• _Task to carry out_
Write out each entry below exactly. Do not include the images.

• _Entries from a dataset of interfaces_
•••••
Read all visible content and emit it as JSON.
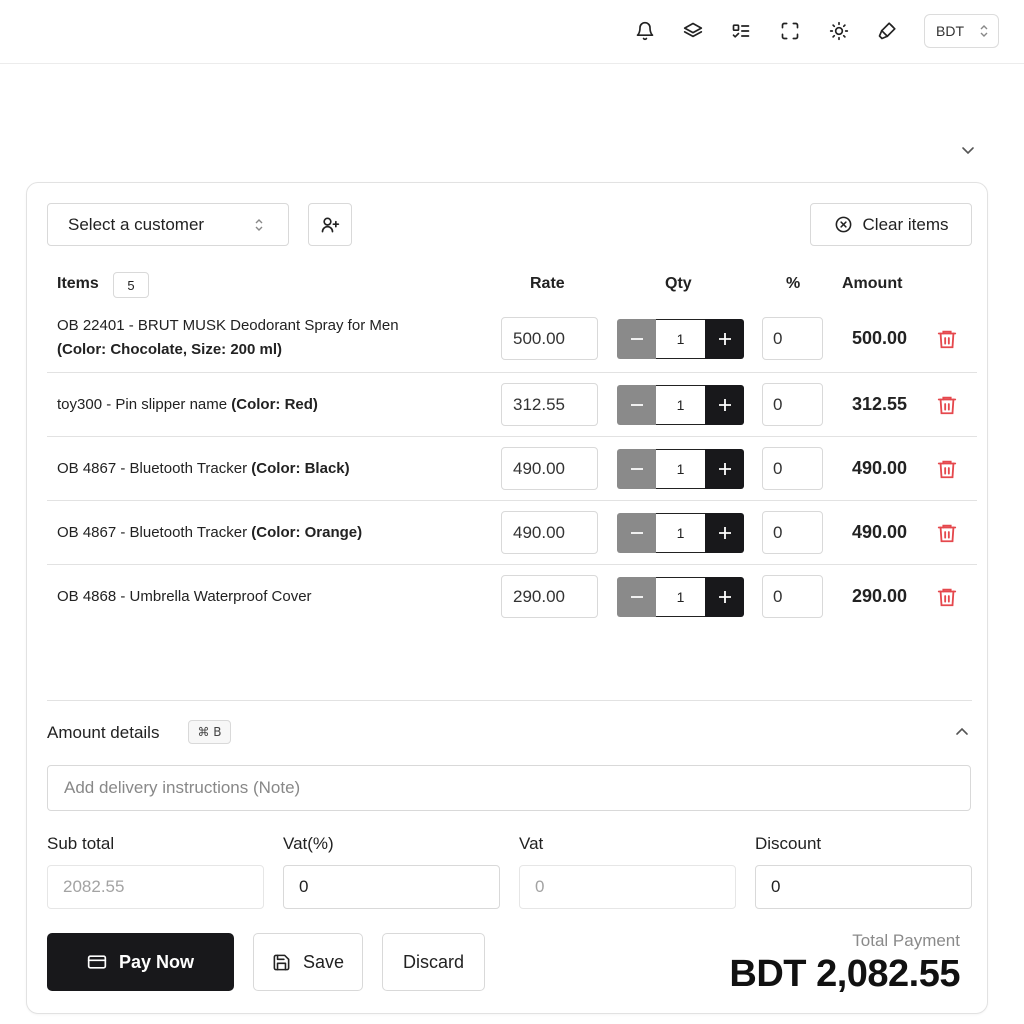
{
  "topbar": {
    "icons": [
      "bell-icon",
      "layers-icon",
      "checklist-icon",
      "fullscreen-icon",
      "sun-icon",
      "paintbrush-icon"
    ],
    "currency": "BDT"
  },
  "customer": {
    "placeholder": "Select a customer"
  },
  "clear_items_label": "Clear items",
  "table": {
    "headers": {
      "items": "Items",
      "rate": "Rate",
      "qty": "Qty",
      "percent": "%",
      "amount": "Amount"
    },
    "items_count": "5",
    "rows": [
      {
        "name": "OB 22401 - BRUT MUSK Deodorant Spray for Men",
        "variant": "(Color: Chocolate, Size: 200 ml)",
        "rate": "500.00",
        "qty": "1",
        "percent": "0",
        "amount": "500.00"
      },
      {
        "name": "toy300 - Pin slipper name",
        "variant": "(Color: Red)",
        "rate": "312.55",
        "qty": "1",
        "percent": "0",
        "amount": "312.55"
      },
      {
        "name": "OB 4867 - Bluetooth Tracker",
        "variant": "(Color: Black)",
        "rate": "490.00",
        "qty": "1",
        "percent": "0",
        "amount": "490.00"
      },
      {
        "name": "OB 4867 - Bluetooth Tracker",
        "variant": "(Color: Orange)",
        "rate": "490.00",
        "qty": "1",
        "percent": "0",
        "amount": "490.00"
      },
      {
        "name": "OB 4868 - Umbrella Waterproof Cover",
        "variant": "",
        "rate": "290.00",
        "qty": "1",
        "percent": "0",
        "amount": "290.00"
      }
    ]
  },
  "amount_details": {
    "label": "Amount details",
    "shortcut": "⌘ B",
    "note_placeholder": "Add delivery instructions (Note)",
    "subtotal_label": "Sub total",
    "subtotal_value": "2082.55",
    "vat_percent_label": "Vat(%)",
    "vat_percent_value": "0",
    "vat_label": "Vat",
    "vat_value": "0",
    "discount_label": "Discount",
    "discount_value": "0"
  },
  "actions": {
    "pay_now": "Pay Now",
    "save": "Save",
    "discard": "Discard"
  },
  "total": {
    "label": "Total Payment",
    "value": "BDT 2,082.55"
  },
  "colors": {
    "primary": "#18181b",
    "delete_red": "#e5484d",
    "minus_gray": "#8a8a8a",
    "border": "#d9d9d9"
  }
}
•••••
• _Problem solution_
Read all visible content and emit it as JSON.
{
  "topbar": {
    "icons": [
      "bell-icon",
      "layers-icon",
      "checklist-icon",
      "fullscreen-icon",
      "sun-icon",
      "paintbrush-icon"
    ],
    "currency": "BDT"
  },
  "customer": {
    "placeholder": "Select a customer"
  },
  "clear_items_label": "Clear items",
  "table": {
    "headers": {
      "items": "Items",
      "rate": "Rate",
      "qty": "Qty",
      "percent": "%",
      "amount": "Amount"
    },
    "items_count": "5",
    "rows": [
      {
        "name": "OB 22401 - BRUT MUSK Deodorant Spray for Men",
        "variant": "(Color: Chocolate, Size: 200 ml)",
        "rate": "500.00",
        "qty": "1",
        "percent": "0",
        "amount": "500.00"
      },
      {
        "name": "toy300 - Pin slipper name",
        "variant": "(Color: Red)",
        "rate": "312.55",
        "qty": "1",
        "percent": "0",
        "amount": "312.55"
      },
      {
        "name": "OB 4867 - Bluetooth Tracker",
        "variant": "(Color: Black)",
        "rate": "490.00",
        "qty": "1",
        "percent": "0",
        "amount": "490.00"
      },
      {
        "name": "OB 4867 - Bluetooth Tracker",
        "variant": "(Color: Orange)",
        "rate": "490.00",
        "qty": "1",
        "percent": "0",
        "amount": "490.00"
      },
      {
        "name": "OB 4868 - Umbrella Waterproof Cover",
        "variant": "",
        "rate": "290.00",
        "qty": "1",
        "percent": "0",
        "amount": "290.00"
      }
    ]
  },
  "amount_details": {
    "label": "Amount details",
    "shortcut": "⌘ B",
    "note_placeholder": "Add delivery instructions (Note)",
    "subtotal_label": "Sub total",
    "subtotal_value": "2082.55",
    "vat_percent_label": "Vat(%)",
    "vat_percent_value": "0",
    "vat_label": "Vat",
    "vat_value": "0",
    "discount_label": "Discount",
    "discount_value": "0"
  },
  "actions": {
    "pay_now": "Pay Now",
    "save": "Save",
    "discard": "Discard"
  },
  "total": {
    "label": "Total Payment",
    "value": "BDT 2,082.55"
  },
  "colors": {
    "primary": "#18181b",
    "delete_red": "#e5484d",
    "minus_gray": "#8a8a8a",
    "border": "#d9d9d9"
  }
}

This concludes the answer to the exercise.